Justine has worked on the farm since 2010. I ran into her while using the office at Church Street this week because the power is out at the CSA office. Jocelyn is filling in for Justine's maternity leave and is all trained now, so Justine is currently filling in getting all the extra admin, troubleshooting and office tasks done.
Justine typically works in the wholesale and meat realm at the farm. She says her favourite thing to do at the farm is the busy summer organic wholesale orders, when there's tons of fresh produce coming in and being packed up and going out into the world. Her favourite veggie to eat that we grow here at the farm is the mini cucumbers. Her favourite veggies to grow on the farm are fennel and eggplant.
As well as working at TapRoot, Justine and her husband Nathan keep free range licensed chicken and sheep. Some of Justine & Nathan's pastured chicken and lamb make it into the TapRoot meat shares.
I asked Justine if there was anything else she wanted to add and she said "I really like it here.... That's all I can think of right now-- pregnancy brain!"
Louise-- also known fondly around here as "Weesie"-- hails from Grand Bank, Newfoundland near the Burin Peninsula. She and her husband Gerald travel to Nova Scotia each season for about 5 months to work at TapRoot Farms. Louise's favourite things to do at the farm are bunching green onions and weeding. Her least favourite part is the flies! Her favourite veggie to eat that we grow at the farm is carrots.
In the winters in Newfoundland, she and Gerald enjoy ice fishing and going into the country on their ATV. They have been coming to TapRoot Farms for 9 seasons now, and now bring their dog Brandy (chihuahua lab mix) with them! She says they think it is a nice place to work and they like it.
I asked Louise if there was anything else she wanted to share about herself and she exclaimed "Yes! I'm cute, adorable, and sweet. And friendly!" and Jocelyn chimed in "she likes singing Christmas carols in July!"
Calvin arrives each year to TapRoot Farms from the south coast of Newfoundland, near the Burin Peninsula. This is his ELEVENTH season at the farm, which makes him nearly tied with Josh and Patricia! He said he's seen a lot of changes at the farm in that eleven years: "Everything has changed. It has been a real learning experience, watching as the farm becomes more efficient".
Calvin favourite crop to grow and eat at the farm is grape tomatoes. He said he loves the smell when they are in the greenhouse. On the farm, Calvin does various tasks, from transplanting and harvesting to maintenance of tunnels and other infrastructure.
Back in Newfoundland, Calvin and his wife Danette enjoy their new camper trailer. Calvin also builds sheds and other woodworking projects to keep busy. He says: "I've got to keep busy: Can't just do nothin'". He will be here for at least 5 months again this season, and we're happy to have him as part of the TapRoot Team!

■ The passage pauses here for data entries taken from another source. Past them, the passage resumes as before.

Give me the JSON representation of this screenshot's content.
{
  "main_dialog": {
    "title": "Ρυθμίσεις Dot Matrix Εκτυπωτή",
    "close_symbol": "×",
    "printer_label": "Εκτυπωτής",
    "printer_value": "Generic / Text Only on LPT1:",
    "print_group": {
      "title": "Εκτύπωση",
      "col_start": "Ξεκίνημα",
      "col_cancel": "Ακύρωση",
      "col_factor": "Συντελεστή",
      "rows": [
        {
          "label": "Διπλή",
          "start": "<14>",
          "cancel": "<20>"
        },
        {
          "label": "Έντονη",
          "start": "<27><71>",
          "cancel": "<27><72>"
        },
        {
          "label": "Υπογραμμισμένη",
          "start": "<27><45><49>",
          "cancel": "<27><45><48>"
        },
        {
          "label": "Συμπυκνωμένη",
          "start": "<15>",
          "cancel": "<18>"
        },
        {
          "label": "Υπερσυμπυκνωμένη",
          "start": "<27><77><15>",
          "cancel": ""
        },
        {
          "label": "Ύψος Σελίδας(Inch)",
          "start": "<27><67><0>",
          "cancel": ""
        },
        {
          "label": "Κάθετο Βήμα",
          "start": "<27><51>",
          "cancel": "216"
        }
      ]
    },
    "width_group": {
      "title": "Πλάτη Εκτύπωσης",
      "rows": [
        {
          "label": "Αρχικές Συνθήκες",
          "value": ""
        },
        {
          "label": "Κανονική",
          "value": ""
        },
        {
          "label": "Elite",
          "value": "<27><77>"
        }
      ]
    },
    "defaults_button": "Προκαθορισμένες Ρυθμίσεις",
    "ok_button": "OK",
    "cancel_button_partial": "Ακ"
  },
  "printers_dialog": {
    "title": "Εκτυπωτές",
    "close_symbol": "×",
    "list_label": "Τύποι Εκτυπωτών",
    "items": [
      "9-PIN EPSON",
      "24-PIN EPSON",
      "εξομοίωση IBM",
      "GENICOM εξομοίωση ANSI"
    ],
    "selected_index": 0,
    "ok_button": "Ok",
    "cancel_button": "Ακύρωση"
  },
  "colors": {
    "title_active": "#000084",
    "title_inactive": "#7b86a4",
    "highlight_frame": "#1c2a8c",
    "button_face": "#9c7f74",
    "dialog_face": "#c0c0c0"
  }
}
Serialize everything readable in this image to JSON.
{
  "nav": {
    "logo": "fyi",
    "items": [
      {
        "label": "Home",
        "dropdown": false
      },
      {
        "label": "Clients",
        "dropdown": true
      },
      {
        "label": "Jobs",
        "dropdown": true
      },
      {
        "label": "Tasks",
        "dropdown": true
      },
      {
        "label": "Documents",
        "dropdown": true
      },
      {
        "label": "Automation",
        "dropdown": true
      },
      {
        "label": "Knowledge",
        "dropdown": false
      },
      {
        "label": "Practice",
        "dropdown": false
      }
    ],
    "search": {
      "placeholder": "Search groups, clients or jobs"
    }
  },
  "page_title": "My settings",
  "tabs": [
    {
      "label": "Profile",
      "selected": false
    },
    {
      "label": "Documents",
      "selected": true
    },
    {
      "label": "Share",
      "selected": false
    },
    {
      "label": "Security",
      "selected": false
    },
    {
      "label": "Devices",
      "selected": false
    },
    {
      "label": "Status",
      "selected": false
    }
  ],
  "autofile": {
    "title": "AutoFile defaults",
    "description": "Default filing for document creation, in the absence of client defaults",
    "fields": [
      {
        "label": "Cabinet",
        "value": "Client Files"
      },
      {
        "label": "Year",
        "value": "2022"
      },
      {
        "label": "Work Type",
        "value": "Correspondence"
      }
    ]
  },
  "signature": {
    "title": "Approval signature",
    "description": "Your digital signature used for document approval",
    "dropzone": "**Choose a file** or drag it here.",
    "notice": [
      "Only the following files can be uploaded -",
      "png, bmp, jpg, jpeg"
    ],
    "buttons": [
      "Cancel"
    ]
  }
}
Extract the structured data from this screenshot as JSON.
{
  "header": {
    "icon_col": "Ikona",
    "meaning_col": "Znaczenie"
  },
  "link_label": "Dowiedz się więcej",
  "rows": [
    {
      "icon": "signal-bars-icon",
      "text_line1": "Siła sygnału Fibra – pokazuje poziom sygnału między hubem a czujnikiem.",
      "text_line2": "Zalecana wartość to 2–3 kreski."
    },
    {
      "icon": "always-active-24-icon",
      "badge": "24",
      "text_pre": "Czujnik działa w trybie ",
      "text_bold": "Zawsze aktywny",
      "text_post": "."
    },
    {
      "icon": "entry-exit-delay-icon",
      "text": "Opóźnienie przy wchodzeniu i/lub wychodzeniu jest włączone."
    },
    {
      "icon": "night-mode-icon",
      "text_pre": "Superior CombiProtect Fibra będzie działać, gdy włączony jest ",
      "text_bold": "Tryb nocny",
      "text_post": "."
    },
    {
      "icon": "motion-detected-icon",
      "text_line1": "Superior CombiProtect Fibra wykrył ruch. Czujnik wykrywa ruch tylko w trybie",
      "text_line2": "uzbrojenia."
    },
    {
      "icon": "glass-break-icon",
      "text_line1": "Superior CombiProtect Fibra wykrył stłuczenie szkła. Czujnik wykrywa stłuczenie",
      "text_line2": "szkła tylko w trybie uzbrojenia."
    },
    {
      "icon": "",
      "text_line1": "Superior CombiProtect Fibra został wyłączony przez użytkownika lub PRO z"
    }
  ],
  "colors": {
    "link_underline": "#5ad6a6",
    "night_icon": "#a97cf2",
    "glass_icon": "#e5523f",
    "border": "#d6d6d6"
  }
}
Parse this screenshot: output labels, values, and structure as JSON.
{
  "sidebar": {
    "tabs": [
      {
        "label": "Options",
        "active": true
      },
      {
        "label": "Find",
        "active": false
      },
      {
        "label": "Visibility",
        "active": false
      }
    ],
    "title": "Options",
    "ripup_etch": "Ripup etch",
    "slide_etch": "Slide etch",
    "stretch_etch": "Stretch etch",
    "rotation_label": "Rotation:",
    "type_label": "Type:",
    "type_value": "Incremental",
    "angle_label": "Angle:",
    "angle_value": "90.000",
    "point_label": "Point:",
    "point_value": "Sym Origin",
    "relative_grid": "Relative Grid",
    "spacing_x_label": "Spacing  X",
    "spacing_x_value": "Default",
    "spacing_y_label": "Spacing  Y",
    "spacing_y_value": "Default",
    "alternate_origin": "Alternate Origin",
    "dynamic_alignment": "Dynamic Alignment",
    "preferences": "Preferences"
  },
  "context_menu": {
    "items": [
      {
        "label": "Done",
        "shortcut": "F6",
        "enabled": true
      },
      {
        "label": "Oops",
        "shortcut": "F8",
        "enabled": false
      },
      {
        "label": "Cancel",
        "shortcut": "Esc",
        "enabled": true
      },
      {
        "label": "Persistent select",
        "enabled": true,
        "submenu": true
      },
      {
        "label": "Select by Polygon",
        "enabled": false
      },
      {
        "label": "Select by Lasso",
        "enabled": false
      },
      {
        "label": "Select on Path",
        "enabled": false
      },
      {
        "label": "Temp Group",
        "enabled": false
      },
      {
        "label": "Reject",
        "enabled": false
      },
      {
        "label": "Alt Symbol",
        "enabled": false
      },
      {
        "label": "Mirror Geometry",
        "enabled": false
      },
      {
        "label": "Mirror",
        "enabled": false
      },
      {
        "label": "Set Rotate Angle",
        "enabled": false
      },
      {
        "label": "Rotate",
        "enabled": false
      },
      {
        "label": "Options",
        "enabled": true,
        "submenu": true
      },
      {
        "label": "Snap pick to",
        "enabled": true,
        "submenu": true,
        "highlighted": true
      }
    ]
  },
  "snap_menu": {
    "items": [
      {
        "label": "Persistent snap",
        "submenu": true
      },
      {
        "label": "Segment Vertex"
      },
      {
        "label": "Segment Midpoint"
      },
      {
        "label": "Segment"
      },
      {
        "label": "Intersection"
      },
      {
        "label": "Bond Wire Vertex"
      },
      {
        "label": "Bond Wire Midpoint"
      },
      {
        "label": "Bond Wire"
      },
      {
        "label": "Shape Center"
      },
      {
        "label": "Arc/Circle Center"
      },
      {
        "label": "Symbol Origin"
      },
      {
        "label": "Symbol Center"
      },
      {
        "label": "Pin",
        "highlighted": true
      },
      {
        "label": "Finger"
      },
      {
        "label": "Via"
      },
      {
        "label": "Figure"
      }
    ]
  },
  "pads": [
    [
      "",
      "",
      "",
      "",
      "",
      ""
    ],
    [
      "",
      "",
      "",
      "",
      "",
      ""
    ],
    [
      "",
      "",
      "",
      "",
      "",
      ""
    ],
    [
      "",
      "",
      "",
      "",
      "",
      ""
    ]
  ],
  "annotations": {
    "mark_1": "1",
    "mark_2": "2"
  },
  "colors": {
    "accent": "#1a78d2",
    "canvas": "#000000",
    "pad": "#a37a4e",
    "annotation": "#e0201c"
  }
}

Brodie-- or as I fondly call him, B-Rock-- is working for his third season at the farm. He is 18 years old and originally from Hantsport, Nova Scotia. He is Josh's cousin and is also living at the farm during the week in a small trailer-- or, as he calls it, his mansion. He says it's not bad, when there's power-- which, unfortunately post-Hurricane-Arthur, right now there is not!
Brodie's favourite thing about the farm is the people he works with... but not the bugs! He loves pruning tomatoes in the tunnel (if it's cool). His favourite veggie to eat is potatoes.
In his spare time, Brodie likes to watch movies and play guitar.
On Friday with the storm on the way, we decided to leave tunnels up, and on Saturday morning it was obvious that they were not going to make it. So, we took 'em down in high winds-- Scary! The tunnels at Church Street seem to be okay except the cuke tunnel. The plastic ripped off and then we cut the strings holding the cucumbers up so they would not get as damaged (which they didn't!). But, the tunnel itself was damaged.
The rest of the tunnels at Church Street did not come down until 6:30 pm on Saturday. This was CRAZY!!! The wind was 100 km/hr gusts. We were successful, but were 30 minutes too late as all of them have some damaged parts.
Field crops here were windblown bad. The early corn is flat, squash plants rolled up in a ball, pepper leaves stripped, apple and cherry trees lost some limbs.
At Canard we have no power, which means:
watering greenhouses by hand
the 18-wheeler trailer is in the yard to keep harvested veggies cool
generator is running to keep the meat in freezers frozen
all of our awesome seasonal farmers are without power in their homes.
All of the plants look beat up, but they hopefully will be fine. Time will tell if other problems will arise from their injured leaves and stems.